Dataset items —
Start of Block

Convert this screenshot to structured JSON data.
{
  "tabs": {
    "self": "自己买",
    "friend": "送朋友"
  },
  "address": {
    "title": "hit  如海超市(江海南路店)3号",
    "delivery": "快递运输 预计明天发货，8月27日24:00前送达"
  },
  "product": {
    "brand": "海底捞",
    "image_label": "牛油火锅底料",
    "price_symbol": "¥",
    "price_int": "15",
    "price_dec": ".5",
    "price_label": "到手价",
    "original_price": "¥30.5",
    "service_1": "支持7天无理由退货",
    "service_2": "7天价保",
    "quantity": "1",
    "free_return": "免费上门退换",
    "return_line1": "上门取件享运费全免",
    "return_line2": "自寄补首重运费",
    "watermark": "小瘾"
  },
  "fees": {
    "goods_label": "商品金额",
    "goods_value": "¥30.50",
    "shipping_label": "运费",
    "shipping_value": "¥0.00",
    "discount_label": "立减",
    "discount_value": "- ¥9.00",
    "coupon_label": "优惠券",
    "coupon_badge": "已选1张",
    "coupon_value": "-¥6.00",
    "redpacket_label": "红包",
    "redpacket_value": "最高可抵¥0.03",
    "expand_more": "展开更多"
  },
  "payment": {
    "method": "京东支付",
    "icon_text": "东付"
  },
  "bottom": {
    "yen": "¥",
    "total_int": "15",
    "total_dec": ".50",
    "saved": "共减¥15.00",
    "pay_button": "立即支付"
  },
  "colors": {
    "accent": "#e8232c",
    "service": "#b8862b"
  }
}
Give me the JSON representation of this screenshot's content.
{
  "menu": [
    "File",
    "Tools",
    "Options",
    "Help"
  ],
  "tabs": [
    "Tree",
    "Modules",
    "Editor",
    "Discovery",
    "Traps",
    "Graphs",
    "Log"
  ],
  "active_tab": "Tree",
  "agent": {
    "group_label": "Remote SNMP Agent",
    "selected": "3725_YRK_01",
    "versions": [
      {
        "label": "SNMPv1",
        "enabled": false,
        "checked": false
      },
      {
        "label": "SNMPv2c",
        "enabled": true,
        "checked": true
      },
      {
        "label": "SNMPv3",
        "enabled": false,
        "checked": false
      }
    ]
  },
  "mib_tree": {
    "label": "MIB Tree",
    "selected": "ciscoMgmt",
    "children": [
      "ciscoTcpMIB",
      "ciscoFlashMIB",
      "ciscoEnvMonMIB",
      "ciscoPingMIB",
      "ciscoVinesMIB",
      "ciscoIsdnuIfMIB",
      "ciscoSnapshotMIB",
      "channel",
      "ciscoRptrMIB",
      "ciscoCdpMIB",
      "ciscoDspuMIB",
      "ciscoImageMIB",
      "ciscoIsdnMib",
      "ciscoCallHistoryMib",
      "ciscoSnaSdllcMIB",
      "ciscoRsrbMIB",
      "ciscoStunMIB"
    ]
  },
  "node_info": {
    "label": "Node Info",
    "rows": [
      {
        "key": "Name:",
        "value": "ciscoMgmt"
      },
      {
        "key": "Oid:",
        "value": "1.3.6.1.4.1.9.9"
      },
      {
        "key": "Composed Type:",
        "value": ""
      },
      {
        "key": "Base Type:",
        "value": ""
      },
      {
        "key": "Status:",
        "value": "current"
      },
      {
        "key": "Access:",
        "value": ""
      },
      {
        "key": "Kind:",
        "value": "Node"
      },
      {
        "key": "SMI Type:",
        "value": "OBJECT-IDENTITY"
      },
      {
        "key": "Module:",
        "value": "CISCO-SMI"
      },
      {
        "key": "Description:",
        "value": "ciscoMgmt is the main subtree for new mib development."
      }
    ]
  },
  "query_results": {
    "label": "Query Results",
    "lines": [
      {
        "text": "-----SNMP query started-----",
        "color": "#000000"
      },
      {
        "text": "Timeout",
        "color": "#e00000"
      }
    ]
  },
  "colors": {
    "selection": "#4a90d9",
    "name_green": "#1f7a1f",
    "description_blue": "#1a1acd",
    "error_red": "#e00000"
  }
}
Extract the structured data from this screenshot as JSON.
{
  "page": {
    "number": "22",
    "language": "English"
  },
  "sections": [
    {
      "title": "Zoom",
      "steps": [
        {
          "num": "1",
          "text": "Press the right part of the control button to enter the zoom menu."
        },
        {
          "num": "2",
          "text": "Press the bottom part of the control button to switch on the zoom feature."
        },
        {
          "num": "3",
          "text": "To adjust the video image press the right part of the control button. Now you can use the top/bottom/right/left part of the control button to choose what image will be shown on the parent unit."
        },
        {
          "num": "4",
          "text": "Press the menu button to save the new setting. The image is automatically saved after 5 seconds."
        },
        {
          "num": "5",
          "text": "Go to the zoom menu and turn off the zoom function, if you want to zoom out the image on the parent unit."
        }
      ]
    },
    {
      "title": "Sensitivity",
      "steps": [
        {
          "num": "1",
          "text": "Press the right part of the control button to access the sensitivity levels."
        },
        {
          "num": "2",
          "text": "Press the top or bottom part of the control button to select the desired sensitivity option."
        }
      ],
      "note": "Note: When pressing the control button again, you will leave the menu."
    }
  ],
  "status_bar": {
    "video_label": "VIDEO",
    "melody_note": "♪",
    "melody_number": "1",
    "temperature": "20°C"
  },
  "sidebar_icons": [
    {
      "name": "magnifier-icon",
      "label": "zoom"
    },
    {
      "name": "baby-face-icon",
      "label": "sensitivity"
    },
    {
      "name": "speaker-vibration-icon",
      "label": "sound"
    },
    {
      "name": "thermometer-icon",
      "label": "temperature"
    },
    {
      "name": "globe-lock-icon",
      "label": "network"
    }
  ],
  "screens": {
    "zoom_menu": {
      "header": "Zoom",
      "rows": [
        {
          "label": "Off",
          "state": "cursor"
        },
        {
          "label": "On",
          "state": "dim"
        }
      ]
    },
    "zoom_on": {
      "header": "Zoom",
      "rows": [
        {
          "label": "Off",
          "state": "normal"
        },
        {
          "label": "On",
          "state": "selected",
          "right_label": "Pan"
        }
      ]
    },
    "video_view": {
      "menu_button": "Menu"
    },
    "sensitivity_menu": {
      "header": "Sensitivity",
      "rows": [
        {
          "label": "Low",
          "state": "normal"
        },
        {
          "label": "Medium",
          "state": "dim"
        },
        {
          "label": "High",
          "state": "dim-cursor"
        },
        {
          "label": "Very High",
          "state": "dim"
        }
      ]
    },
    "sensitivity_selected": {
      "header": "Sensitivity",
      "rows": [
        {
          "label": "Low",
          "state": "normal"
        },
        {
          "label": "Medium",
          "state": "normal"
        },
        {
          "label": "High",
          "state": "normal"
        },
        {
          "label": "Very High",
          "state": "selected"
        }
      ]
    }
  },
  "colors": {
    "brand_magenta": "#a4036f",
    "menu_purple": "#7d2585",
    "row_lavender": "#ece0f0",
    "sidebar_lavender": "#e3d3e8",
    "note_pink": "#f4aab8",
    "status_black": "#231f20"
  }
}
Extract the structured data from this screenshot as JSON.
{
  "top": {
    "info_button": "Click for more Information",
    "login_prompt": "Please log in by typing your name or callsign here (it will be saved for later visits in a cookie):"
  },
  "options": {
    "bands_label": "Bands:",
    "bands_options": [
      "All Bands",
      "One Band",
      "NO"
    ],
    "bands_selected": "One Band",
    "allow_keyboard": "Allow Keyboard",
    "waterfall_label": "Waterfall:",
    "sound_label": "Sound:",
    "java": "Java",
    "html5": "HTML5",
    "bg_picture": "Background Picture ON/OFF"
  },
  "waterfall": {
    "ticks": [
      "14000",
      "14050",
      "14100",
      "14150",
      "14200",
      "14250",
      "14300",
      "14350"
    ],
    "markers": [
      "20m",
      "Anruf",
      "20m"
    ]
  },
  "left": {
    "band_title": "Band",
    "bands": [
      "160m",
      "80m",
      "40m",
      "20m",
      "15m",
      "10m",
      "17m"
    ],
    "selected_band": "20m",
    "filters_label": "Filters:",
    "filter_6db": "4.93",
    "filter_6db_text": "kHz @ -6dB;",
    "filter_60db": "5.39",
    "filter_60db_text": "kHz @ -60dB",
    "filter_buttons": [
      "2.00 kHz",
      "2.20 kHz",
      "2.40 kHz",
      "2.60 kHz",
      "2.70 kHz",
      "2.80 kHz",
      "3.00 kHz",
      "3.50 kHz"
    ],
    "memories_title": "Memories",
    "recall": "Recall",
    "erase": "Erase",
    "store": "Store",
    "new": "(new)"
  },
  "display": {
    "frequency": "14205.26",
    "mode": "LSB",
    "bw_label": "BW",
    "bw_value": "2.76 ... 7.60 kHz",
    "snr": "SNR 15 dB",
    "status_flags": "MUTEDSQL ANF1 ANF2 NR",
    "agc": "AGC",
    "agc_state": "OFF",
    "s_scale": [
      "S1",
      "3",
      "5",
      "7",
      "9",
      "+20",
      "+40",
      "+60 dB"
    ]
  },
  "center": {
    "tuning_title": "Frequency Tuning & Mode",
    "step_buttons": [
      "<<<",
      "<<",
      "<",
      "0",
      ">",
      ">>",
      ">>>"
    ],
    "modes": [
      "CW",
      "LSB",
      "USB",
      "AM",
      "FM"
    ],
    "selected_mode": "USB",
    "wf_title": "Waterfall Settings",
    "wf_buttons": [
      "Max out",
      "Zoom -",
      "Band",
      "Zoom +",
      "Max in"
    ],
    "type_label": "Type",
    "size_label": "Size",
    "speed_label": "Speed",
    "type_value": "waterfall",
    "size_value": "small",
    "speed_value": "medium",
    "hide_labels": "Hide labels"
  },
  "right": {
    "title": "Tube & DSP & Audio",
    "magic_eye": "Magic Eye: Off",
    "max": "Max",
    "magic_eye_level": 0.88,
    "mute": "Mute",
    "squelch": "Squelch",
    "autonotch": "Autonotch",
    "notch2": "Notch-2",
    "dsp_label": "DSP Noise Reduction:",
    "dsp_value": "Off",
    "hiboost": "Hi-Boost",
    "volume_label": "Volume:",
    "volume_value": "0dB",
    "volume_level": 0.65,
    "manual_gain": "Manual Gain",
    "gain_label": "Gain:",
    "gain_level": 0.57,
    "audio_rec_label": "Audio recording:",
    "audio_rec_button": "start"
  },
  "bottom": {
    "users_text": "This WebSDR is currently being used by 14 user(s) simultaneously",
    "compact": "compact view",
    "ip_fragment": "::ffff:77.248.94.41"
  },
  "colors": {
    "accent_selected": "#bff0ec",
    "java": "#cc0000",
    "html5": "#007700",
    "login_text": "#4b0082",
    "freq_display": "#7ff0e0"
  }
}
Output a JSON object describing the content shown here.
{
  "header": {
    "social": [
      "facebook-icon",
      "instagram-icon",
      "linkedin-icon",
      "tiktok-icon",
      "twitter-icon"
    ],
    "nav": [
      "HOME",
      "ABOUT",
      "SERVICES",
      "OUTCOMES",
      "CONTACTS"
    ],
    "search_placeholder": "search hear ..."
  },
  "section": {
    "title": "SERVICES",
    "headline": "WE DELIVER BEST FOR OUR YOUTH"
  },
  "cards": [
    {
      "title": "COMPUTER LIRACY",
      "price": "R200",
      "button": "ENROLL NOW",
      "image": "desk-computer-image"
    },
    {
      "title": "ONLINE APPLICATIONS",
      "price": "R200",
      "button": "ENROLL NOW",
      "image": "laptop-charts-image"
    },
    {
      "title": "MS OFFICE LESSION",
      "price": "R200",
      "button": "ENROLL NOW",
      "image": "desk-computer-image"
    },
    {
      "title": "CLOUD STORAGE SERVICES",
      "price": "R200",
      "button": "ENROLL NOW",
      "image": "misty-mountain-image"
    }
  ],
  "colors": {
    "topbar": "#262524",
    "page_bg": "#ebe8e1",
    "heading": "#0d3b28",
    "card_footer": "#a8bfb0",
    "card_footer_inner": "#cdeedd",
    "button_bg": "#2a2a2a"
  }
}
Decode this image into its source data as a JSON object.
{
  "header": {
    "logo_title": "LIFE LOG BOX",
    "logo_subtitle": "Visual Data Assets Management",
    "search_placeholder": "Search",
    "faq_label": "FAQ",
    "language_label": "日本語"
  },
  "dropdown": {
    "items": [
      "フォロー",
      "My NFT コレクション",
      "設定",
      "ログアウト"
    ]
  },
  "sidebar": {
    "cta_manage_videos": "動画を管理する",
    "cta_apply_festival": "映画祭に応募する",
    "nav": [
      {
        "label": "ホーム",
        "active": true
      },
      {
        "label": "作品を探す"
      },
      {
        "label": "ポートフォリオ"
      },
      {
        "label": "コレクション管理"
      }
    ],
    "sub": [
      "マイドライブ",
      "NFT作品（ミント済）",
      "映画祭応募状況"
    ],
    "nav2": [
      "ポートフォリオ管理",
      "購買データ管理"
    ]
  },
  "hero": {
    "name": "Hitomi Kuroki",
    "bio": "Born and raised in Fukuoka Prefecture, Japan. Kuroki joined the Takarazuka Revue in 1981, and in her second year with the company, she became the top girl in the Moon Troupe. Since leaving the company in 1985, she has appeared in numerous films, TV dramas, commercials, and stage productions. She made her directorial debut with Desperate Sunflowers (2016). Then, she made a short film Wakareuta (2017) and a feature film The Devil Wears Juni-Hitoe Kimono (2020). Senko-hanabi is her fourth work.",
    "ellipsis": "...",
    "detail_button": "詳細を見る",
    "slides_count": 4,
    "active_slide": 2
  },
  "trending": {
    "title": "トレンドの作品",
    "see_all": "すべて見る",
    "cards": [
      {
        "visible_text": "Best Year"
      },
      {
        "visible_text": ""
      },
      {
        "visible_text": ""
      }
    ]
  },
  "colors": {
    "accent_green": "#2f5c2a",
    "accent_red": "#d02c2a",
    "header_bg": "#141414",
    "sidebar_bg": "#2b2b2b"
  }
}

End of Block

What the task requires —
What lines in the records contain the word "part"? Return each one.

Exercise response —
          "text": "Press the right part of the control button to enter the zoom menu."
          "text": "Press the bottom part of the control button to switch on the zoom feature."
          "text": "To adjust the video image press the right part of the control button. Now you can use the top/bottom/right/left part of the control button to choose what image will be shown on the parent unit."
          "text": "Press the right part of the control button to access the sensitivity levels."
          "text": "Press the top or bottom part of the control button to select the desired sensitivity option."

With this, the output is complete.